6.     Interaction depends on the group or the music played.  There is Wolff’s “Edges” which performers can choose to stay in their own world and just play while others are playing, or the opposite and be totally focused on all the other players informing when they do or don’t come in.  John Zorn’s “Cobra” has addressed it with an improv game based on personalities, people taking charge, or people sitting back and playing when they are called on to play.  With free jazz settings I think I use more eye contact and visual cues in the experience, but other free playing is more meditative to me, and sitting there in a dark room (sometimes) playing off of the sounds, and focusing more on each individual sound and it’s source, and sometimes getting lost as to what is sounding what.

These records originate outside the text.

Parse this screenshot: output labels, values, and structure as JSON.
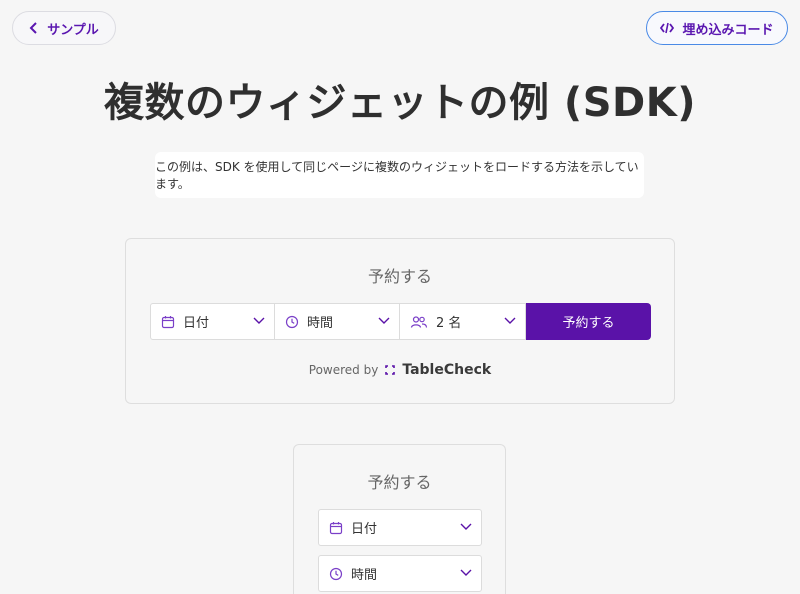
{
  "nav": {
    "back_label": "サンプル",
    "embed_label": "埋め込みコード"
  },
  "page": {
    "title": "複数のウィジェットの例 (SDK)",
    "description": "この例は、SDK を使用して同じページに複数のウィジェットをロードする方法を示しています。"
  },
  "widget_horizontal": {
    "title": "予約する",
    "date_label": "日付",
    "time_label": "時間",
    "party_label": "2 名",
    "submit_label": "予約する",
    "powered_by": "Powered by",
    "brand": "TableCheck"
  },
  "widget_vertical": {
    "title": "予約する",
    "date_label": "日付",
    "time_label": "時間"
  },
  "colors": {
    "accent": "#5a12a8",
    "icon_purple": "#7a3fc8",
    "embed_border": "#4a8ae6"
  },
  "icons": [
    "chevron-left-icon",
    "code-icon",
    "calendar-icon",
    "clock-icon",
    "people-icon",
    "chevron-down-icon",
    "tablecheck-logo-icon"
  ]
}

7.     I like form based pieces, or concept based pieces, even if it’s an open idea.  Sometimes I can tell people I’m playing with are frustrated because they’d rather play totally free and open, but I will have some musical cells, or short melodies, or chords, or some kind of material that eventually gets played.  I like the idea of a form that doesn’t sound like there is a form, which is something I’ve studied in Tony Malaby, Tim Berne and John Hollenbeck’s music.  Like the idea that you play this very composed thing, and then play very free right after, and make them sound as similar as possible….or everything is free, but there is a specific long tone bass line, or the melody instruments are playing a composed thing, and everything is free underneath that.  Even if it’s a simple/bare bones form, I do like having formal ideas, to study how they can differ, or how much form/how little form you can get away with to achieve certain sounds, situations, or effects.  I do a lot of composing forms (more than pieces, just forms), and then when I can and am getting together with people, it’s fun to just play free, to find each other.  

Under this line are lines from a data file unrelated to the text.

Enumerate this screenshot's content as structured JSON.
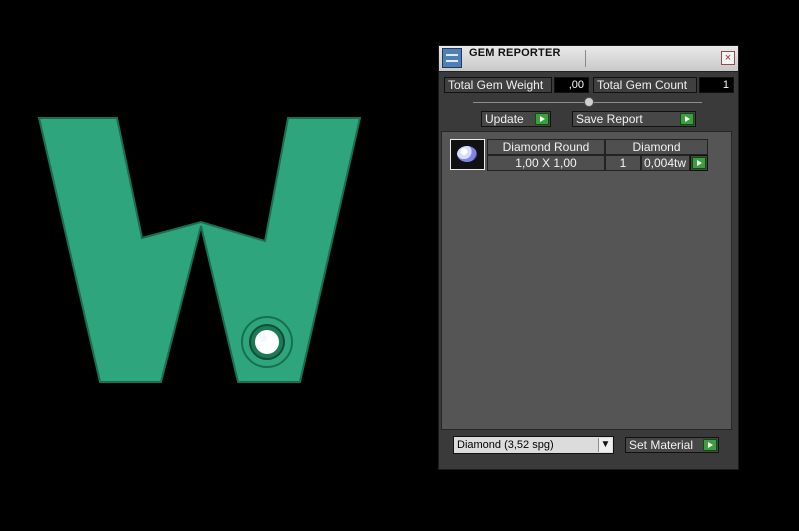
{
  "panel": {
    "title": "GEM REPORTER",
    "close_symbol": "×"
  },
  "summary": {
    "weight_label": "Total Gem Weight",
    "weight_value": ",00",
    "count_label": "Total Gem Count",
    "count_value": "1"
  },
  "actions": {
    "update_label": "Update",
    "save_report_label": "Save Report",
    "set_material_label": "Set Material"
  },
  "gem_row": {
    "shape": "Diamond Round",
    "size": "1,00 X 1,00",
    "material": "Diamond",
    "count": "1",
    "weight": "0,004tw"
  },
  "material_select": {
    "value": "Diamond     (3,52 spg)"
  },
  "colors": {
    "shape_fill": "#2fa57d",
    "shape_dark": "#17704f",
    "panel_bg": "#3a3a3a",
    "list_bg": "#555555",
    "button_green": "#3d9e3f"
  },
  "icons": {
    "title": "gem-reporter-icon",
    "close": "close-icon",
    "row": "round-diamond-icon",
    "play": "play-icon",
    "dropdown": "chevron-down-icon"
  }
}
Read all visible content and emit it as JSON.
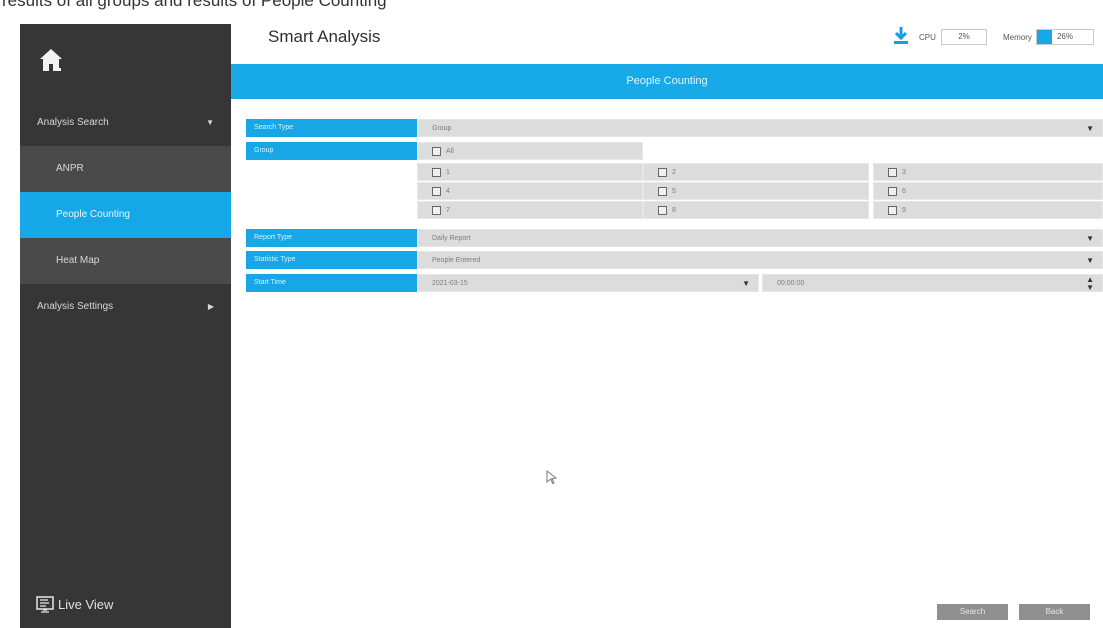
{
  "caption_fragment": "results of all groups and results of People Counting",
  "sidebar": {
    "items": [
      {
        "label": "Analysis Search",
        "type": "parent",
        "arrow": "▼"
      },
      {
        "label": "ANPR",
        "type": "child"
      },
      {
        "label": "People Counting",
        "type": "child-active"
      },
      {
        "label": "Heat Map",
        "type": "child"
      },
      {
        "label": "Analysis Settings",
        "type": "parent",
        "arrow": "▶"
      }
    ],
    "live_view_label": "Live View"
  },
  "header": {
    "title": "Smart Analysis",
    "cpu_label": "CPU",
    "cpu_value": "2%",
    "memory_label": "Memory",
    "memory_value": "26%",
    "memory_fill_percent": 26,
    "accent_color": "#17a9e8"
  },
  "page": {
    "banner_title": "People Counting",
    "search_type_label": "Search Type",
    "search_type_value": "Group",
    "group_label": "Group",
    "group_all": "All",
    "groups": [
      "1",
      "2",
      "3",
      "4",
      "5",
      "6",
      "7",
      "8",
      "9"
    ],
    "report_type_label": "Report Type",
    "report_type_value": "Daily Report",
    "statistic_type_label": "Statistic Type",
    "statistic_type_value": "People Entered",
    "start_time_label": "Start Time",
    "start_date_value": "2021-03-15",
    "start_time_value": "00:00:00",
    "search_button": "Search",
    "back_button": "Back"
  }
}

Monday, September 10, 2012


I recently released that I am developing a professional discography!  I have some releases on Bandcamp via my MTM site and my Matt Smiley site, but most of these are amateur recordings (not to say they aren’t worth checking out).  All of the ones listed below are recorded in a professional studio.  There is a diversity of jazz records and a rock album.  Unfortunately most of these aren’t released yet, but give it 6-8 months and I think most of these will be commercially available.  More information on the big band record to come I hope, I’ll be recorded it this weekend.

Matt Smiley’s Discography:

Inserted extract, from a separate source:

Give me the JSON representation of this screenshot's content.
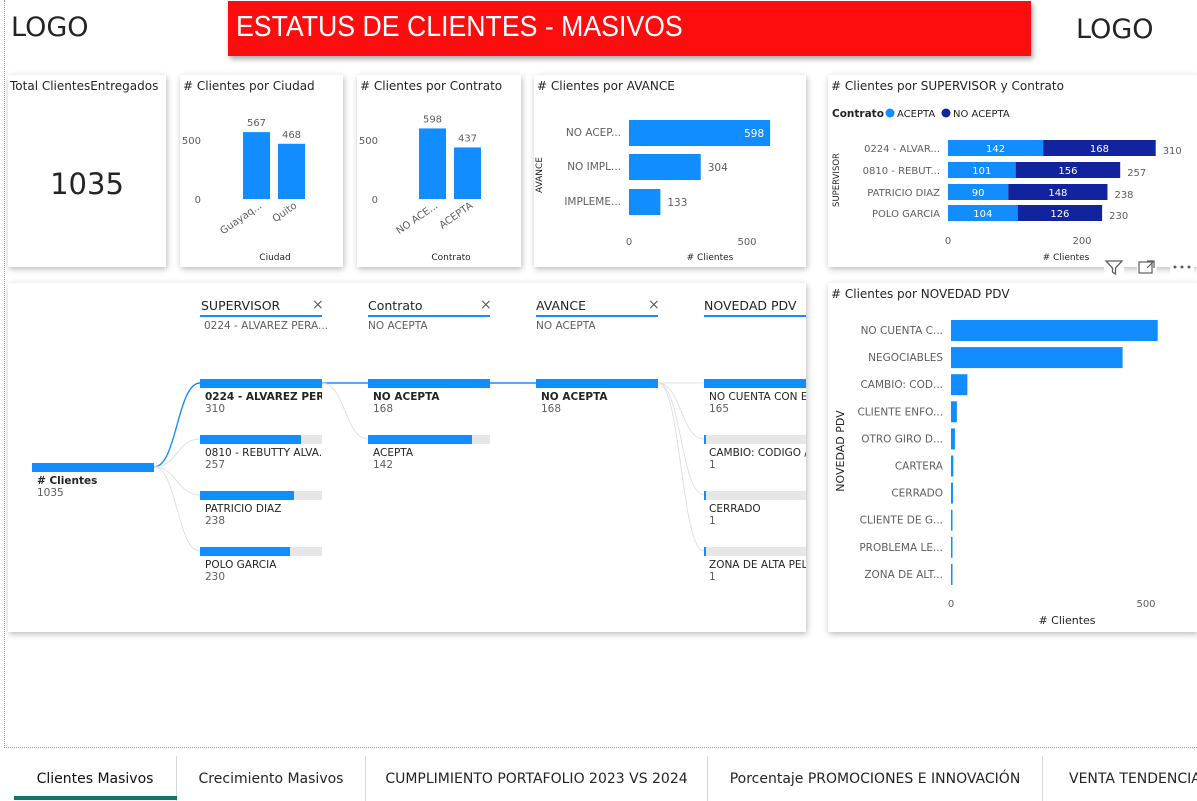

Matt Smiley – Quartet Art

David Pope – tenor sax
Ryan Fourt – guitar
Matt Coyle – drums/percussion
Josh D Reed – trumpet
Matt Smiley – bass

Compositions by Matt Smiley and Charlie Haden
Genre: Avant/Modern/Free Jazz
Status:  Available for purchase, CD and iTunes

Alex Nauman Organ Trio + 3 – Too Damn Tight!

Alex Nauman – guitar
Erik Olson – organ/piano
Brad Edwards – drums
Ben Johns – saxophones
Gy Moody – percussion
Matt Smiley – bass

Compositions by Alex Nauman and Erik Olson
Genre: Bluesy/Groovy/Soul Jazz
Status:  Will be available for purchase in the fall of 2012, Vinyl and iTunes

GoodRattle – (no title yet)

Wil Swindler – alto and bari saxophone
Gabe Mervine – trumpet
Chris Smith – drums
Ben Markley – piano
Matt Smiley – bass

Compositions by Wil Swindler, Ben Markley, Matt Smiley, and Tommy Flanagan
Genre:  Hardbop/Modern Jazz
Status:  Hope to be available within the next 6 months, CD and iTunes

Ryan Fourt – Stone Cricket

Ryan Fourt – guitars
Ben Waters – drums
Kelsey Shiba – voice and keys
Marty Kenney – bass
Kate Skinner - keyboards
Matt Smiley – bass

Compositions by Ryan Fourt
Genre:  Rock
Status:  Hope to be available within the next 6 months, CD and iTunes

Shilo Stroman – Square Peg

Shilo Stroman – drums
Gabe Mervine – trumpet
Ryan Fourt – guitar
Matt Smiley – bass

Compositions by Shilo Stroman, Brian Wilson, and Anthony Kiedis
Genre: Adventure Jazz
Status:  Hope to be available within the next 6 months, CD and iTunes

Adam Bartczak Big Band – (no title yet)

Not sure of all the players yet, but I will be playing bass on it.

Compositions by Adam Bartczak
Genre:  Modern Big Band Jazz
Status:  Will be recorded this week (September 2012)